Repeat all of the data exactly. Leave nothing out.

-- Opening Marker --

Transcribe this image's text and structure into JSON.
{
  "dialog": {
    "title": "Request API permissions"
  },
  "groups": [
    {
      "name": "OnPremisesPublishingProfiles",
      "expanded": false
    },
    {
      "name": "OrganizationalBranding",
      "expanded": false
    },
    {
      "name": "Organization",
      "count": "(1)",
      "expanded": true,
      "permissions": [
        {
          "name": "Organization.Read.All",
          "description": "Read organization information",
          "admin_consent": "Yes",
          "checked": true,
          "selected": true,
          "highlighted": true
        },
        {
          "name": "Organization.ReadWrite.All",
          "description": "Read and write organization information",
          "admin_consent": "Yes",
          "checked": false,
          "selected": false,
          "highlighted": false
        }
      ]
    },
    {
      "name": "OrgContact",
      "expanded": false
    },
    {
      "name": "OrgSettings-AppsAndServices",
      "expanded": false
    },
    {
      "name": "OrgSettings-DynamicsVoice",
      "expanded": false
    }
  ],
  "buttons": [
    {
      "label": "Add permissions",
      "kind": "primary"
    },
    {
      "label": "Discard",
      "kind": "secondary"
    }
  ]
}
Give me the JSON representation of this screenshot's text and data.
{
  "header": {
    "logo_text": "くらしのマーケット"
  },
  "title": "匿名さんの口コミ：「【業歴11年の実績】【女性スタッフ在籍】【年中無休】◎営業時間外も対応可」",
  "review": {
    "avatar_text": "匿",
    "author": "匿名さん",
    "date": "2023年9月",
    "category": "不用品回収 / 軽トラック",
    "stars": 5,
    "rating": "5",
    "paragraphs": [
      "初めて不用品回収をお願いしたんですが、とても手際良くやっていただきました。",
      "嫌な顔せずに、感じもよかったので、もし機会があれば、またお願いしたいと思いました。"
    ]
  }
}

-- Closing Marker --

Task result:
Transcribe this image's text and structure into JSON.
{
  "dialog": {
    "title": "Request API permissions"
  },
  "groups": [
    {
      "name": "OnPremisesPublishingProfiles",
      "expanded": false
    },
    {
      "name": "OrganizationalBranding",
      "expanded": false
    },
    {
      "name": "Organization",
      "count": "(1)",
      "expanded": true,
      "permissions": [
        {
          "name": "Organization.Read.All",
          "description": "Read organization information",
          "admin_consent": "Yes",
          "checked": true,
          "selected": true,
          "highlighted": true
        },
        {
          "name": "Organization.ReadWrite.All",
          "description": "Read and write organization information",
          "admin_consent": "Yes",
          "checked": false,
          "selected": false,
          "highlighted": false
        }
      ]
    },
    {
      "name": "OrgContact",
      "expanded": false
    },
    {
      "name": "OrgSettings-AppsAndServices",
      "expanded": false
    },
    {
      "name": "OrgSettings-DynamicsVoice",
      "expanded": false
    }
  ],
  "buttons": [
    {
      "label": "Add permissions",
      "kind": "primary"
    },
    {
      "label": "Discard",
      "kind": "secondary"
    }
  ]
}
Give me the JSON representation of this screenshot's text and data.
{
  "header": {
    "logo_text": "くらしのマーケット"
  },
  "title": "匿名さんの口コミ：「【業歴11年の実績】【女性スタッフ在籍】【年中無休】◎営業時間外も対応可」",
  "review": {
    "avatar_text": "匿",
    "author": "匿名さん",
    "date": "2023年9月",
    "category": "不用品回収 / 軽トラック",
    "stars": 5,
    "rating": "5",
    "paragraphs": [
      "初めて不用品回収をお願いしたんですが、とても手際良くやっていただきました。",
      "嫌な顔せずに、感じもよかったので、もし機会があれば、またお願いしたいと思いました。"
    ]
  }
}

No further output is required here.